I’m envious of songwriters/filmmakers/painters/poets, and almost every other kind of artist. 

This isn’t a case of “If I had it to do all over again…” Not anything of the sort. 

No, my jealousy comes from how much more digestible almost every medium other than writing is. 

Make a movie and want to share it? Ask your friends for two hours. Record a song? Ask them for under five minutes. Write a novel? You’re asking people to give you a week, if they’re committed (and they’d better be, for reading is ALSO the least multitaskable medium). 

The result? Fewer friends who’ve experienced that thing by which you most define yourself. That’s fewer ambassadors (and fewer sales). It also means that social networking is far less useful to writers. (Hello Twitter, my old friend.)

It’s harder to get friends (or anyone) to discuss a book… certainly at random. 

I can count on on one hand the number of times I’ve been out and just started discussing a new release that others had read as well. Contrast this with movies or songs, which one can even “catch” before seeing their friends just to prepare for the potential conversation. I didn’t even preemptively read books in grad school. Reading is a commitment, even for those of us who love the practice. 


I’ve gone too long without saying, but this post has zero to do with movies/songs being easier to write. I have no concept or belief that any art is easier to produce than another… though being a YouTuber has to be easier than being a novelist. It just does. 

So what’s a scribbler to do? 

Few talk about books, and those that do only talk about their own. While I get that this is pretty much the author version of talking about one’s kids, it’s, in truth, hollow as F-.

Perhaps we assume that the Internet is the new salon. It isn’t. At all. 

No patron is paying me to write, and no audience is awaiting my arrival to somehow validate their discussion. 

People sharing sentence fragments as a response to other’s inane offerings isn’t even marketing. It certainly isn’t reading. 

All of this results in a death spiral where most writing is crap, and the good stuff is even harder to find. 

And that’s at least part of the goal, isn’t it?

Churches have been facing/marketing on this for years: When one’s in love, they want to celebrate with others who feel the same. 

Where is that experience for writers? Where is that experience even for readers, because I’m not finding it on Twitter, Goodreads, Facebook or the ilk. 

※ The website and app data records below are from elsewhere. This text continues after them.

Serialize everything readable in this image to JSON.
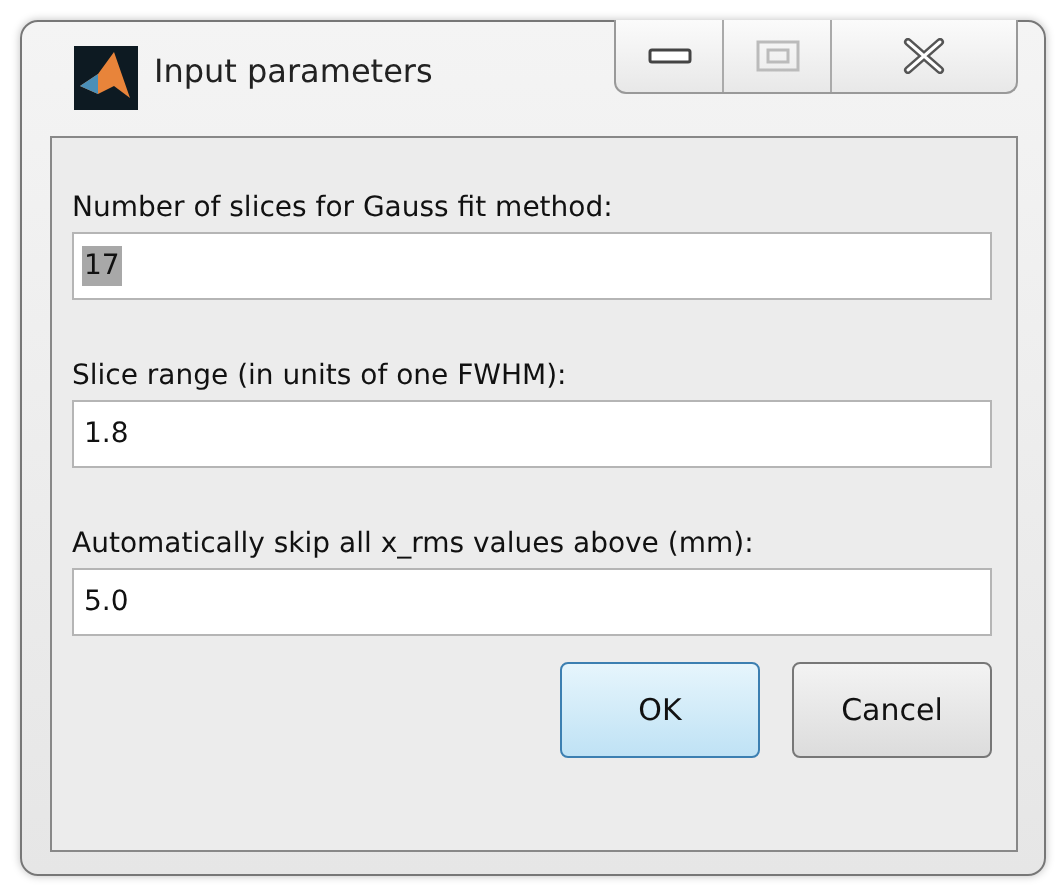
{
  "window": {
    "title": "Input parameters"
  },
  "fields": [
    {
      "label": "Number of slices for Gauss fit method:",
      "value": "17",
      "selected": true
    },
    {
      "label": "Slice range (in units of one FWHM):",
      "value": "1.8",
      "selected": false
    },
    {
      "label": "Automatically skip all x_rms values above (mm):",
      "value": "5.0",
      "selected": false
    }
  ],
  "buttons": [
    {
      "label": "OK",
      "default": true
    },
    {
      "label": "Cancel",
      "default": false
    }
  ]
}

So this brings us back to the beginning (and without much promise for satisfaction). 

Where is the YouTube for writers? (And without it, do we really stand a chance?)